Key themes included discussions around emerging trends impacting the millennial marketplace in Asia such as a growth in direct-to-consumer business models and approaches; evolving food consumption habits; millennial entrepreneurs.  Speakers from Singapore include brands such as Changi Airport, Diageo, Facebook, Mondelez, Royal Sporting House, Grain, One Championship, Zalora Group and GRAB.  On the agenda are riveting discussions around the millennial consumer in a digitally savvy environment bursting with new business models and trends and the future of the marketplaces they create.

“The millennial generation is one of the most connected generations in the world, with technology embedded in their DNA. This technological mentality has prompted businesses to redefine the way they interact and engage with consumers. To be successful, businesses must adapt and innovate to remain relevant in the marketplace,” said Rupa Ganatra, Founding Partner, Millennial 20/20.

Headline sponsor Accenture announced key insights from a research study into the expectations and shopping habits of consumers, in particular millennials in the digital age in the APAC region.

Tech Cos investing heavily on predictive algorithms to curb attrition

Top technology services companies across the world such as IBM and Accenture have grappled with the problem of high employee turnover in an industry that typically witnesses high attrition rates.  (Economic Times)

However, with the emergence of predictive algorithms and tools that crunch data in seconds and provide crucial insights and indicators into employee behaviour, IT companies may finally have found a solution to the problem of attrition. And the likes of IBM are investing heavily on such predictive analytical tools, as they look to save hundreds of millions of dollars annually, which otherwise is wasted on hires that may not have been the best fit for the company in the first place.

“You can do an analysis and you can look at whether the benefits in your compensation program is really targeted at the people who are the most productive and the most likely to stay because you can spend a lot of money on people who have a low probability of staying with you,” said Kevin Cavanaugh, vice president for Smarter Workforce Engineering at IBM. “So you’re largely going to be wasting that compensation. And we’ve done some work in IBM where we found that we could save millions of dollars by targeting our benefits and compensation for the people who are most productive and most likely to stay with us,” Cavanaugh told ET on Thursday.

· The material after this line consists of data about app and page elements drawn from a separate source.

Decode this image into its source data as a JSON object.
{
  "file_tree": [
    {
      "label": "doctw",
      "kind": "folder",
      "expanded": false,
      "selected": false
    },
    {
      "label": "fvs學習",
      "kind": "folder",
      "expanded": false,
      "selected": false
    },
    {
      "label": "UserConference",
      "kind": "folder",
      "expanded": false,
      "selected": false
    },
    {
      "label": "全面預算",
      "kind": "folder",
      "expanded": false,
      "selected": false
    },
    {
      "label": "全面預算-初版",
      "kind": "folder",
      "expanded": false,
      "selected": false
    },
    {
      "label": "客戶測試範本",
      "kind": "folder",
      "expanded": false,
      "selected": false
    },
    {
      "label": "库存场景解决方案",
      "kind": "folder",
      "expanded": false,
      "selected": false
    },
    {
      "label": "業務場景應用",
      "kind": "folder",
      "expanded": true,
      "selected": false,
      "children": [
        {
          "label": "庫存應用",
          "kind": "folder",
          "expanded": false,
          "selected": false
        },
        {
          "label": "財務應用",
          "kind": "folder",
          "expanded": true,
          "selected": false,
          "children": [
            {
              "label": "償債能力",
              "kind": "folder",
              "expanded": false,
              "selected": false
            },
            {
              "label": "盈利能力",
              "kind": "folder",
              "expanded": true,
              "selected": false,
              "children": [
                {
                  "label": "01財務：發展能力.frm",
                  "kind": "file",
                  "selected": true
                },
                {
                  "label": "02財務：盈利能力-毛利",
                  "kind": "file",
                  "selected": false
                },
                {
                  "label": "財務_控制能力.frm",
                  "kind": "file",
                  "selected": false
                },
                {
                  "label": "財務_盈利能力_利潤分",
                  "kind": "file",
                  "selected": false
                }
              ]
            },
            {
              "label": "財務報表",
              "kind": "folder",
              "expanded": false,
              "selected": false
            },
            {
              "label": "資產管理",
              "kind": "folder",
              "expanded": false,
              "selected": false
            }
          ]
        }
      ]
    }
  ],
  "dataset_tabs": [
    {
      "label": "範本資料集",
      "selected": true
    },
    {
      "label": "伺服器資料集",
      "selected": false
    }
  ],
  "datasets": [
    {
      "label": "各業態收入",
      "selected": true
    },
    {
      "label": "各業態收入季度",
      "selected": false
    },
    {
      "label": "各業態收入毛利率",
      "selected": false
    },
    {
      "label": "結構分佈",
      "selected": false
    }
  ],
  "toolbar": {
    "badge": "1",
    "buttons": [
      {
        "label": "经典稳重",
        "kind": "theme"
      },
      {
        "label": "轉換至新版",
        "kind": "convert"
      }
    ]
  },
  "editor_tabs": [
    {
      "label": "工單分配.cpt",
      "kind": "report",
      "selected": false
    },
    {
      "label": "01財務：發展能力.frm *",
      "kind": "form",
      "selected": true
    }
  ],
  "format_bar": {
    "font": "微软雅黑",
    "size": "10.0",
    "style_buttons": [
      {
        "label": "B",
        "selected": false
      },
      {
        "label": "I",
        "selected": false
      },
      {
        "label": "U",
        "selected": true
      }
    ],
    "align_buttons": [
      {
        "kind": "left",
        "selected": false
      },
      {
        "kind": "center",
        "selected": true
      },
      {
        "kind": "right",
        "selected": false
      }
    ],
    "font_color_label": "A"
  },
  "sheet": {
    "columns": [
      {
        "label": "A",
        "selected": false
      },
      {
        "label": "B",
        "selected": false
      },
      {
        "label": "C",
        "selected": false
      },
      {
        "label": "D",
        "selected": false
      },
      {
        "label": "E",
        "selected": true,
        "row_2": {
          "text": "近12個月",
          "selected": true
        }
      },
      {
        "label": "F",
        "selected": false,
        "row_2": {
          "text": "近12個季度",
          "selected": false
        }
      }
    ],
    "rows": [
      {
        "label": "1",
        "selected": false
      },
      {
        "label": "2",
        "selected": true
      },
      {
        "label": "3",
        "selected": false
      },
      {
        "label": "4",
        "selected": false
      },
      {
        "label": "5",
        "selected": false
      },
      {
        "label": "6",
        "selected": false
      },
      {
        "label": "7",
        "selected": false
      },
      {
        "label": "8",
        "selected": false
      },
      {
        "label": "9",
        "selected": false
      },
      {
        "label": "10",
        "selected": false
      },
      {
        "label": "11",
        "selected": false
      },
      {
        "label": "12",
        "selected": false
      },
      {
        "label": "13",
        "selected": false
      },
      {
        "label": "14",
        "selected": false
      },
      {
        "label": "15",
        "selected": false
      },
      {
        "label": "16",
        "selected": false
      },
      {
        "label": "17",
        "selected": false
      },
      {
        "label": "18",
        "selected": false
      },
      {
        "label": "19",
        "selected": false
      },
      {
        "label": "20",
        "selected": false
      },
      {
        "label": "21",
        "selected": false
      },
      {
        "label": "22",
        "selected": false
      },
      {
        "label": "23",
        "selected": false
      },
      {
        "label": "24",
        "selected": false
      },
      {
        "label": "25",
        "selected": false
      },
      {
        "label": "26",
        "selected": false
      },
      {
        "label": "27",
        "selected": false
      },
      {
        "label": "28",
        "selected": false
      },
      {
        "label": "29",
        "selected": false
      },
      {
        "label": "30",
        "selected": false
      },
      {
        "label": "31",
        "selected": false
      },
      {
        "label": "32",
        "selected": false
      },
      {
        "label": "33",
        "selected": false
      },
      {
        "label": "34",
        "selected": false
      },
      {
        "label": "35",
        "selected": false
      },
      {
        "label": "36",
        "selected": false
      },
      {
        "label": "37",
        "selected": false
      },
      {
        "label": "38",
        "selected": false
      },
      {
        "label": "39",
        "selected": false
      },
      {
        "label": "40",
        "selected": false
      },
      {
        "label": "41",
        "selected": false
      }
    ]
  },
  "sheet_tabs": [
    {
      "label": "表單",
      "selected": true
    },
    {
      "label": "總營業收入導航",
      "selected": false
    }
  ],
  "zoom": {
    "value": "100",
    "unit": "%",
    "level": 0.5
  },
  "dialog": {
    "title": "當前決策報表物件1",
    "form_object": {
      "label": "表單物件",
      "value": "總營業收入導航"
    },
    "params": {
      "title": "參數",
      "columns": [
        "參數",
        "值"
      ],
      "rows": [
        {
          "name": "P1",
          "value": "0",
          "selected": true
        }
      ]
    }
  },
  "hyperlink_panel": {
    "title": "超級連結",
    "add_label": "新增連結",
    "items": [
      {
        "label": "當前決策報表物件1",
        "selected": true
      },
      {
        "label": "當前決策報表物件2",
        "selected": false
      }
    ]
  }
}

Attrition rates are typically higher across the global technology services industry. According to a Deloitte study, in FY15, the highest voluntary attrition across sectors was seen in the IT services sector at 21.9%, whereas the lowest was in the energy and natural resources sector at 10.5%.

Companies like IBM have, therefore, been forced to find newer ways of retaining employees and have had to take a fresh look at traditional technology industry metrics. And the results are starting to show, as companies are now deploying a more strategic approach towards hiring and only investing on talent that is likely to help drive long­term growth. “We’ve saved millions and millions of dollars as a result of (these tools) and we’ve had a stable workforce. We’re pretty sure that we can replicate those capabilities – a lot of this work has been done on a case­by­case, company­ by ­company basis.

And one of our challenges at this point is to try to find some general models that will bring down the cost of doing this work, so that we can apply it in a less bespoke manner, in a more general manner to help people,” said Cavanaugh. In the past few years, companies have gathered socioeconomic data from incoming engineers such as the educational qualifications of parents and household incomes. Armed with such information, human resource (HR) departments are able to use algorithms and analytics in recruitment.